“I Am Not a Head on a Stick: On Being a Teacher and a Doctor and a Mommy,” Mama, PhD: Women write about motherhood and academic life, ed. Elrena Evans and Caroline Grant.  New Brunswick: Rutgers UP, 2008.  123-128. 

“Teaching and Tae Kwon Do,” Inside Higher Ed, May 21, 2008 (

Bi-monthly column, “Children’s Lit Book Group,” Literary Mama; First column published November 2004; monthly January 2008 – August 2008; bimonthly August 2008 – June 2009. 

“The Third Snow Day,” in Three-Ring Circus: How Real Couples Balance Marriage, Work, and Family, ed. Dawn Comer Jefferson and Rosanne Welch.  Seal Press, 2004. 

“Mama Mentor,” in A Cup of Comfort for Teachers, ed. Colleen Sell.  Adams Media, 2004. 

Bi-monthly column, “Midlife Mama,” Literary Mama; columns published in November, January, March,  May, July, and September 2003-2004. 

“Fix Me,” in  Toddler: Real-Life Stories of those Fickle, Urgent, Irrational, Tiny People We Love, ed. Jennifer Margulis, Seal Press, October 2003 

“Walking with the Women in Black,”  Books and Babies: Writing about Motherhood Literary Web Zine, May 2003. 

“The Bad Mother Did It: A Chat with Mystery Writer Ayelet Waldman,” Brain, Child: The Magazine for Thinking Mothers, 4:2 (Spring 2003), 14-15. 

“To sleep, perchance,” Books and Babies: Writing about Motherhood Literary Web Zine,   March 2003. 

“Love or hate this season, Mr. Dickens is the cause,” Fredericksburg Freelance Star, Sunday, December 22, 2002.  (Syndicated in Knight-Ridder newspapers.) 

“I (Don’t) Remember Mama,” Brain, Child: The Magazine for Thinking Mothers 3:1 (Spring 2002). 

“Baby Talk,” Brain, Child: The Magazine for Thinking Mothers 2:2 (Summer 2001), 9-11. 

“Telling Tales,” Brain, Child: The Magazine for Thinking Mothers 2:1 (Spring 2001), 10-11. 

The Wonder Years: Three Writers Talk about the Time that Leaves Most of Us Speechless,” Brain, Child: The Magazine for Thinking Mothers, 1:3 (Winter 2001), 62-65. Reprinted in LiteraryMama, Nov. 2003. 

“‘Mom-Brain’ Explained,” Brain, Child: The Magazine for Thinking Mothers, 1:2 (Fall 2000), 8-9.

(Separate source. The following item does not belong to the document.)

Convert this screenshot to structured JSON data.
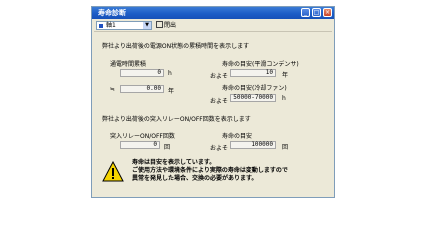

M.A., UCLA English
A.B., Brown University
Modern Literature and Society
Contact Information
352 Humanities Building
(804) 289-8298
(804) 289-8313 (Fax)
Areas of Expertise
Children's and Young Adult Literature
Fairy Tales and Retellings
Victorian Fiction
Writing & Writing Pedagogy
Assessment of Student Learning
Learning from Student Feedback